Go through the records below and count every line containing "Untitled". Reply with the count alone.
§ §
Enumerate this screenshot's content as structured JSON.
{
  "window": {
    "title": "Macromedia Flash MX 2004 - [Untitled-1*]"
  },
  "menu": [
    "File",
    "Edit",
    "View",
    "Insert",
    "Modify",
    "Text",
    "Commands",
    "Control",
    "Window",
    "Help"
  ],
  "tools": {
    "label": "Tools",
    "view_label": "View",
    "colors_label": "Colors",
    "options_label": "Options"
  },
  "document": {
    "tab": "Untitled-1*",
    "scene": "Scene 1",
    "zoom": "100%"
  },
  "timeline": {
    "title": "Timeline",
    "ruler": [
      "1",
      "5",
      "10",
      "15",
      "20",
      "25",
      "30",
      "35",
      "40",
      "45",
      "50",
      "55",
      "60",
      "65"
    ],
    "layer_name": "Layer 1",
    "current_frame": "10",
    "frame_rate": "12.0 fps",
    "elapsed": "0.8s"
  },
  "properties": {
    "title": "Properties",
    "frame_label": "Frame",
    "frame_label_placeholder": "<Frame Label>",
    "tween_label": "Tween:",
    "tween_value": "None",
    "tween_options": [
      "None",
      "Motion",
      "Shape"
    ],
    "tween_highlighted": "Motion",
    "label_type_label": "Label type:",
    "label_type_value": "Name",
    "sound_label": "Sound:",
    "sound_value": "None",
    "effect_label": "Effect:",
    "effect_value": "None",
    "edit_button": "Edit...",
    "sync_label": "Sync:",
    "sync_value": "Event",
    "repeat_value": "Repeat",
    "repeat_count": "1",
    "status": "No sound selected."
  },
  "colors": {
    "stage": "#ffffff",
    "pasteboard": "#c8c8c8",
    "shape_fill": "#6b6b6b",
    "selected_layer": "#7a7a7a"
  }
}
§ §
◆ EXERCISE RESULT
2